Commentators are considering whether the proposed changes will strengthen the position of employers in regard to collective bargaining. Obviously the intention is that greater clarity will be provided in respect of issues that have required judicial intervention in the past and it is hoped that the changes will help to avoid protracted disputes like the Ports of Auckland dispute.
Flexible working arrangements
Currently New Zealand follows the UK in that the right to request flexible working hours under the Act is only available to those employees who are responsible for the care of another person. Employees will no doubt welcome the proposed amendment, which extends to all employees the right to request flexible working arrangements.

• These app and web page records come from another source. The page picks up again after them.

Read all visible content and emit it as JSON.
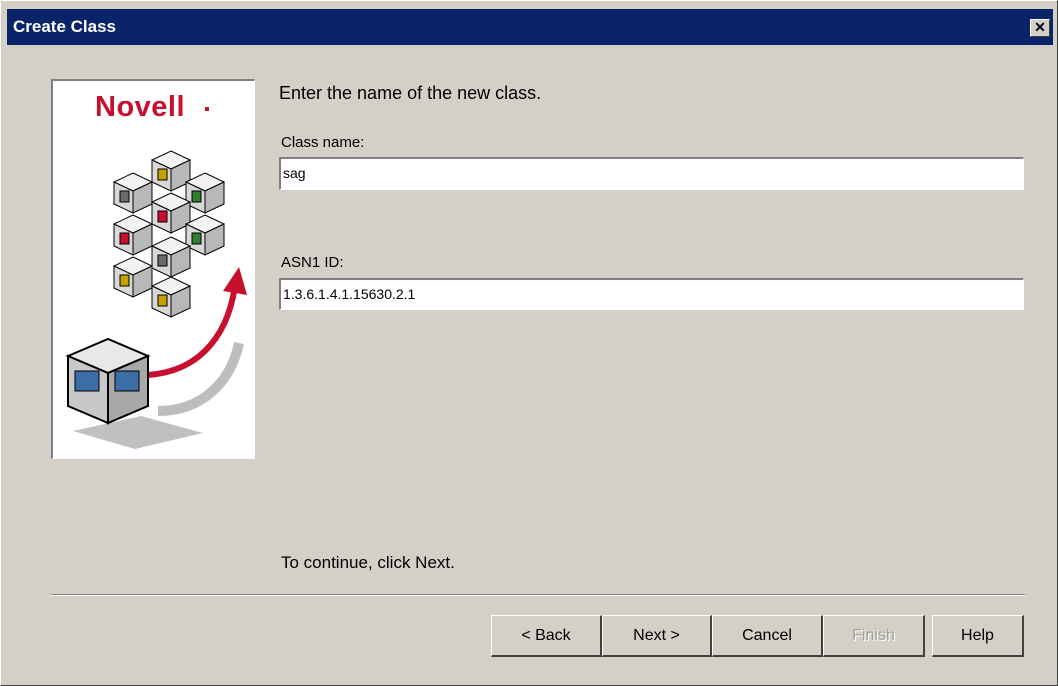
{
  "window": {
    "title": "Create Class",
    "close_symbol": "✕"
  },
  "graphic": {
    "logo_text": "Novell",
    "brand_color": "#c8102e"
  },
  "main": {
    "prompt": "Enter the name of the new class.",
    "class_name_label": "Class name:",
    "class_name_value": "sag",
    "asn1_label": "ASN1 ID:",
    "asn1_value": "1.3.6.1.4.1.15630.2.1",
    "continue_text": "To continue, click Next."
  },
  "buttons": {
    "back": "< Back",
    "next": "Next >",
    "cancel": "Cancel",
    "finish": "Finish",
    "help": "Help"
  },
  "colors": {
    "titlebar": "#0a246a",
    "dialog_bg": "#d4d0c8"
  }
}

However, in practice this change will just put in place a statutory right to request flexibility (there is still no statutory obligation to provide it). Even under the current legislation, forward-thinking employers are already considering requests for flexible working arrangements from all employees, not just those with caring responsibilities
Rest and meal breaks
Another issue which has required judicial intervention in the past is that of rest and meal breaks. The Act currently specifies when breaks ought to be taken during a period of work, but despite the best intentions of both parties that is often not possible, particularly in sole charge situations. The proposed change will allow the parties to the employment relationship to negotiate break times in good faith and will give greater flexibility, a move that will be welcomed by many.
Continuity of employment
Changes are proposed to part 6A and here we see another differentiation based on the size of the employer (trial periods could initially only be implemented by employers with fewer than 20 employees). It is proposed that incoming employers with 19 or fewer employees will be exempt from the part 6A requirements. As New Zealand has a considerable number of employers in this small to medium sized category, this is a significant change.
Provision of information
In regard to the provision of information, the floodgates were arguably opened by the Employment Court’s decision in Vice Chancellor of Massey University v Wrigley  ERNZ 138. The Bill proposes a change to the duty of good faith such that an employer in this situation is not obliged to provide an affected employee with access to confidential information if the information is:
- about another identifiable individual; or
- evaluative or opinion material compiled for the purpose of making a decision about the continuity of the employee’s employment; or
- about the identity of the person who supplied the evaluative or opinion material.
The proposed changes will be welcomed by employers, many of whom have struggled with this requirement post-Wrigley.
The Employment Relations Authority is also facing changes with the Bill proposing a requirement that the Authority must either provide an oral determination at the end of an Investigation Meeting, followed by a written determination within 3 months, or provide an oral indication of its findings, subject to the provision of additional evidence, to be followed by a written determination within 3 months.
Given the Authority was set up to offer low level, cost-effective and prompt access to justice for parties to an employment relationship, such changes are consistent with the Authority’s mandate.
It is pleasing to see areas requiring past judicial intervention being addressed. Of course, the ultimate test is whether the proposed changes will in fact address the issues.